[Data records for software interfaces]

----------

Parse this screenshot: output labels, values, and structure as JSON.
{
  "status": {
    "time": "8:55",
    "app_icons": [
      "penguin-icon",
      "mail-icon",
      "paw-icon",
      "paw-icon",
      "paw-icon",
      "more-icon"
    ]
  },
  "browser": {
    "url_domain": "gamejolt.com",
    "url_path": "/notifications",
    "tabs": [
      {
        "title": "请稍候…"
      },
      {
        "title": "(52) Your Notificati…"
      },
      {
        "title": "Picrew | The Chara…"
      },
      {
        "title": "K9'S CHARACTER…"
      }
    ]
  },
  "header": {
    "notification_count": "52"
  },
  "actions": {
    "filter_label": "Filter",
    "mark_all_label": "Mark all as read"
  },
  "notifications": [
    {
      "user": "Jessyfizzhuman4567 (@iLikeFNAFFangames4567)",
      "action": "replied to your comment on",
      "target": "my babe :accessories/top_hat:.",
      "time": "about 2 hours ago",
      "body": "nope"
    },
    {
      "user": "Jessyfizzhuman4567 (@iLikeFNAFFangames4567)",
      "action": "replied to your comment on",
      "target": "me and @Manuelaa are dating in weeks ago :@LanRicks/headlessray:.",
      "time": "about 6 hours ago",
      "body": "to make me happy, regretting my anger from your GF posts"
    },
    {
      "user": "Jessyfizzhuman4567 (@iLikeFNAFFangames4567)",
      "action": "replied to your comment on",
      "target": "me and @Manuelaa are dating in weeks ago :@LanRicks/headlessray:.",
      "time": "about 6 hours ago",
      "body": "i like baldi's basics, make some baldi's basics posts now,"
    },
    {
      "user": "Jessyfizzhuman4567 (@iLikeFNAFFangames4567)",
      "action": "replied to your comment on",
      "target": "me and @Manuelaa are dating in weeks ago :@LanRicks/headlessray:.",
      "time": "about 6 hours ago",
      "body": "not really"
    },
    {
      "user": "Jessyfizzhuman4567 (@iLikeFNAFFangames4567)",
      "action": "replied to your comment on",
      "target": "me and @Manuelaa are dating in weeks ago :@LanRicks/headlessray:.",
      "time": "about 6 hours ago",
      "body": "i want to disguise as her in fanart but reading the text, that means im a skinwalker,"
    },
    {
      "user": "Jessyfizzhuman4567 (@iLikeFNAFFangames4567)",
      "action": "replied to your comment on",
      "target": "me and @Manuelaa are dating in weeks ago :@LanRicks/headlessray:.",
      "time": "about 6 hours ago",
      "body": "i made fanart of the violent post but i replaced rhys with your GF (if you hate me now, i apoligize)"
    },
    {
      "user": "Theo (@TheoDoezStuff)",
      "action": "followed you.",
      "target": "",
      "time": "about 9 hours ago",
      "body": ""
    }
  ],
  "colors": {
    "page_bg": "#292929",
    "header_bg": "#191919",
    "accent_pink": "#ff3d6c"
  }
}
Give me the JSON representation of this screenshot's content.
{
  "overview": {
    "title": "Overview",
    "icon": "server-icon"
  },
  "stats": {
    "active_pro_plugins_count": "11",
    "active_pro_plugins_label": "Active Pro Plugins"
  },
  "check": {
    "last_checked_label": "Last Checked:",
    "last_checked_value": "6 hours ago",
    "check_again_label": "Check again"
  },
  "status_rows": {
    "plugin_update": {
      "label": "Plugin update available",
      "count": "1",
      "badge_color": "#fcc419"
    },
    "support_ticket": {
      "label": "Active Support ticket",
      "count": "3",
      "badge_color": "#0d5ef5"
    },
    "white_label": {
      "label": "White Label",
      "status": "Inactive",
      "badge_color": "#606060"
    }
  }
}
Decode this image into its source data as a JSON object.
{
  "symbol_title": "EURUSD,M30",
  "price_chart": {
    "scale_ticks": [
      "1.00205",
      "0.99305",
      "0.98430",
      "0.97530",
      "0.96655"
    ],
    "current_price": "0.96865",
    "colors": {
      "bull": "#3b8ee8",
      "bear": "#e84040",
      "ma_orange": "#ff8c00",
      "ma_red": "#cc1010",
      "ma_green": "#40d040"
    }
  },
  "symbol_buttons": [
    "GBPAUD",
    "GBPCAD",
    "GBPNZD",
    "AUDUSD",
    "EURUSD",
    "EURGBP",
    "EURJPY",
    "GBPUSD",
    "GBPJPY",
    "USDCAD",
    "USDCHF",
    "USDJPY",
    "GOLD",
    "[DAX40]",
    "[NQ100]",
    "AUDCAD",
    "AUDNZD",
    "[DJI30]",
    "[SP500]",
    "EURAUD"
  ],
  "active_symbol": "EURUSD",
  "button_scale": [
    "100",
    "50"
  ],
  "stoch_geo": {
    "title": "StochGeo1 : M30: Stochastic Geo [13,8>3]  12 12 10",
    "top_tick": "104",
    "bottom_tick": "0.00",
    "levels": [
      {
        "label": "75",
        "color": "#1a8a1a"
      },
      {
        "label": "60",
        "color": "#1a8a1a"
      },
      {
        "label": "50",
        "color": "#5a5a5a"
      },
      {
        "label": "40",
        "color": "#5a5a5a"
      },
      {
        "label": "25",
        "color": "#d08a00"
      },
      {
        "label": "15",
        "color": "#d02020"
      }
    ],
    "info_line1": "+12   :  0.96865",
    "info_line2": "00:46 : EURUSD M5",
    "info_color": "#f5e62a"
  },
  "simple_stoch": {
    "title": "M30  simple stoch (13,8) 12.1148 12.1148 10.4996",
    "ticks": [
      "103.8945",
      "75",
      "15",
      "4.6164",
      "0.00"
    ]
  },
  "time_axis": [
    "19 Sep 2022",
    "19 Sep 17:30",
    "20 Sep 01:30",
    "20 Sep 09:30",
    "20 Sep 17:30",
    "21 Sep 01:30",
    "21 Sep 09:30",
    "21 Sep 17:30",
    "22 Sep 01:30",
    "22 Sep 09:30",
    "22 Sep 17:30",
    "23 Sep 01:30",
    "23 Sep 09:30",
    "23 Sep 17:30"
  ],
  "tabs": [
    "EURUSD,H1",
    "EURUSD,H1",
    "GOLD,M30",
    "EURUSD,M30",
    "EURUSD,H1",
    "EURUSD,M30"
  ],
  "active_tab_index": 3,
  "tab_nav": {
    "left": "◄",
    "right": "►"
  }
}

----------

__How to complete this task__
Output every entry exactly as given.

__Output for this task__
Parse this screenshot: output labels, values, and structure as JSON.
{
  "status": {
    "time": "8:55",
    "app_icons": [
      "penguin-icon",
      "mail-icon",
      "paw-icon",
      "paw-icon",
      "paw-icon",
      "more-icon"
    ]
  },
  "browser": {
    "url_domain": "gamejolt.com",
    "url_path": "/notifications",
    "tabs": [
      {
        "title": "请稍候…"
      },
      {
        "title": "(52) Your Notificati…"
      },
      {
        "title": "Picrew | The Chara…"
      },
      {
        "title": "K9'S CHARACTER…"
      }
    ]
  },
  "header": {
    "notification_count": "52"
  },
  "actions": {
    "filter_label": "Filter",
    "mark_all_label": "Mark all as read"
  },
  "notifications": [
    {
      "user": "Jessyfizzhuman4567 (@iLikeFNAFFangames4567)",
      "action": "replied to your comment on",
      "target": "my babe :accessories/top_hat:.",
      "time": "about 2 hours ago",
      "body": "nope"
    },
    {
      "user": "Jessyfizzhuman4567 (@iLikeFNAFFangames4567)",
      "action": "replied to your comment on",
      "target": "me and @Manuelaa are dating in weeks ago :@LanRicks/headlessray:.",
      "time": "about 6 hours ago",
      "body": "to make me happy, regretting my anger from your GF posts"
    },
    {
      "user": "Jessyfizzhuman4567 (@iLikeFNAFFangames4567)",
      "action": "replied to your comment on",
      "target": "me and @Manuelaa are dating in weeks ago :@LanRicks/headlessray:.",
      "time": "about 6 hours ago",
      "body": "i like baldi's basics, make some baldi's basics posts now,"
    },
    {
      "user": "Jessyfizzhuman4567 (@iLikeFNAFFangames4567)",
      "action": "replied to your comment on",
      "target": "me and @Manuelaa are dating in weeks ago :@LanRicks/headlessray:.",
      "time": "about 6 hours ago",
      "body": "not really"
    },
    {
      "user": "Jessyfizzhuman4567 (@iLikeFNAFFangames4567)",
      "action": "replied to your comment on",
      "target": "me and @Manuelaa are dating in weeks ago :@LanRicks/headlessray:.",
      "time": "about 6 hours ago",
      "body": "i want to disguise as her in fanart but reading the text, that means im a skinwalker,"
    },
    {
      "user": "Jessyfizzhuman4567 (@iLikeFNAFFangames4567)",
      "action": "replied to your comment on",
      "target": "me and @Manuelaa are dating in weeks ago :@LanRicks/headlessray:.",
      "time": "about 6 hours ago",
      "body": "i made fanart of the violent post but i replaced rhys with your GF (if you hate me now, i apoligize)"
    },
    {
      "user": "Theo (@TheoDoezStuff)",
      "action": "followed you.",
      "target": "",
      "time": "about 9 hours ago",
      "body": ""
    }
  ],
  "colors": {
    "page_bg": "#292929",
    "header_bg": "#191919",
    "accent_pink": "#ff3d6c"
  }
}
Give me the JSON representation of this screenshot's content.
{
  "overview": {
    "title": "Overview",
    "icon": "server-icon"
  },
  "stats": {
    "active_pro_plugins_count": "11",
    "active_pro_plugins_label": "Active Pro Plugins"
  },
  "check": {
    "last_checked_label": "Last Checked:",
    "last_checked_value": "6 hours ago",
    "check_again_label": "Check again"
  },
  "status_rows": {
    "plugin_update": {
      "label": "Plugin update available",
      "count": "1",
      "badge_color": "#fcc419"
    },
    "support_ticket": {
      "label": "Active Support ticket",
      "count": "3",
      "badge_color": "#0d5ef5"
    },
    "white_label": {
      "label": "White Label",
      "status": "Inactive",
      "badge_color": "#606060"
    }
  }
}
Decode this image into its source data as a JSON object.
{
  "symbol_title": "EURUSD,M30",
  "price_chart": {
    "scale_ticks": [
      "1.00205",
      "0.99305",
      "0.98430",
      "0.97530",
      "0.96655"
    ],
    "current_price": "0.96865",
    "colors": {
      "bull": "#3b8ee8",
      "bear": "#e84040",
      "ma_orange": "#ff8c00",
      "ma_red": "#cc1010",
      "ma_green": "#40d040"
    }
  },
  "symbol_buttons": [
    "GBPAUD",
    "GBPCAD",
    "GBPNZD",
    "AUDUSD",
    "EURUSD",
    "EURGBP",
    "EURJPY",
    "GBPUSD",
    "GBPJPY",
    "USDCAD",
    "USDCHF",
    "USDJPY",
    "GOLD",
    "[DAX40]",
    "[NQ100]",
    "AUDCAD",
    "AUDNZD",
    "[DJI30]",
    "[SP500]",
    "EURAUD"
  ],
  "active_symbol": "EURUSD",
  "button_scale": [
    "100",
    "50"
  ],
  "stoch_geo": {
    "title": "StochGeo1 : M30: Stochastic Geo [13,8>3]  12 12 10",
    "top_tick": "104",
    "bottom_tick": "0.00",
    "levels": [
      {
        "label": "75",
        "color": "#1a8a1a"
      },
      {
        "label": "60",
        "color": "#1a8a1a"
      },
      {
        "label": "50",
        "color": "#5a5a5a"
      },
      {
        "label": "40",
        "color": "#5a5a5a"
      },
      {
        "label": "25",
        "color": "#d08a00"
      },
      {
        "label": "15",
        "color": "#d02020"
      }
    ],
    "info_line1": "+12   :  0.96865",
    "info_line2": "00:46 : EURUSD M5",
    "info_color": "#f5e62a"
  },
  "simple_stoch": {
    "title": "M30  simple stoch (13,8) 12.1148 12.1148 10.4996",
    "ticks": [
      "103.8945",
      "75",
      "15",
      "4.6164",
      "0.00"
    ]
  },
  "time_axis": [
    "19 Sep 2022",
    "19 Sep 17:30",
    "20 Sep 01:30",
    "20 Sep 09:30",
    "20 Sep 17:30",
    "21 Sep 01:30",
    "21 Sep 09:30",
    "21 Sep 17:30",
    "22 Sep 01:30",
    "22 Sep 09:30",
    "22 Sep 17:30",
    "23 Sep 01:30",
    "23 Sep 09:30",
    "23 Sep 17:30"
  ],
  "tabs": [
    "EURUSD,H1",
    "EURUSD,H1",
    "GOLD,M30",
    "EURUSD,M30",
    "EURUSD,H1",
    "EURUSD,M30"
  ],
  "active_tab_index": 3,
  "tab_nav": {
    "left": "◄",
    "right": "►"
  }
}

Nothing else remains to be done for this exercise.